### TASK INSTRUCTIONS
List all lines of the data containing the word "when".

(Page and application data records)
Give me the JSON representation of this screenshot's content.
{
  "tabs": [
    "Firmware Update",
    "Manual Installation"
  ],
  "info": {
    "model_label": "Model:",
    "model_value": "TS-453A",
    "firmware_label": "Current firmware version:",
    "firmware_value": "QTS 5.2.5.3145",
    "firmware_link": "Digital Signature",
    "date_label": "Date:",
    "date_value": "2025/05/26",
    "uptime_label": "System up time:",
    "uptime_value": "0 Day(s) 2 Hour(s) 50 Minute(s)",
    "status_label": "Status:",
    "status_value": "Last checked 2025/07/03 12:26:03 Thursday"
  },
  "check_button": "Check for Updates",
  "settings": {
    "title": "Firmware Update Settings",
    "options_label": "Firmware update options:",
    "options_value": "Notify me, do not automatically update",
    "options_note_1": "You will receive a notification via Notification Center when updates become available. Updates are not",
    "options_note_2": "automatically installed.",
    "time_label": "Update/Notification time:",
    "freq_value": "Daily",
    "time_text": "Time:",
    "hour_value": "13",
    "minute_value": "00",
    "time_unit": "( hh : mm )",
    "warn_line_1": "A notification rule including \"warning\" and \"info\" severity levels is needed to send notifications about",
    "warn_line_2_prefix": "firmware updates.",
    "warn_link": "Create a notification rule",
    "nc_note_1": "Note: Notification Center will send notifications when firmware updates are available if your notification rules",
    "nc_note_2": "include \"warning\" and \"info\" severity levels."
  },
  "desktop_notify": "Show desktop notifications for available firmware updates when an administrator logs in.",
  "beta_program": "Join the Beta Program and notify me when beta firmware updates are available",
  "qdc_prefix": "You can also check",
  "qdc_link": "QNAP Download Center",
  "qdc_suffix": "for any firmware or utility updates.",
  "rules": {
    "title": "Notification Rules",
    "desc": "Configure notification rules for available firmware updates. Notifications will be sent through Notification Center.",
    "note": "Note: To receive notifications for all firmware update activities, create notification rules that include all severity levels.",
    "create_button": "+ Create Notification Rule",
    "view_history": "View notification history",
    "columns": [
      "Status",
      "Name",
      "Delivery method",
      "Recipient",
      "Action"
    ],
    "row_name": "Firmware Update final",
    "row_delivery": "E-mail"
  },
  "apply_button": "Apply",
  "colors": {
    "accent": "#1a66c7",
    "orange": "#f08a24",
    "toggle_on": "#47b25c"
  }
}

### ANSWER TO THIS PROBLEM
    "options_note_1": "You will receive a notification via Notification Center when updates become available. Updates are not",
    "nc_note_1": "Note: Notification Center will send notifications when firmware updates are available if your notification rules",
  "desktop_notify": "Show desktop notifications for available firmware updates when an administrator logs in.",
  "beta_program": "Join the Beta Program and notify me when beta firmware updates are available",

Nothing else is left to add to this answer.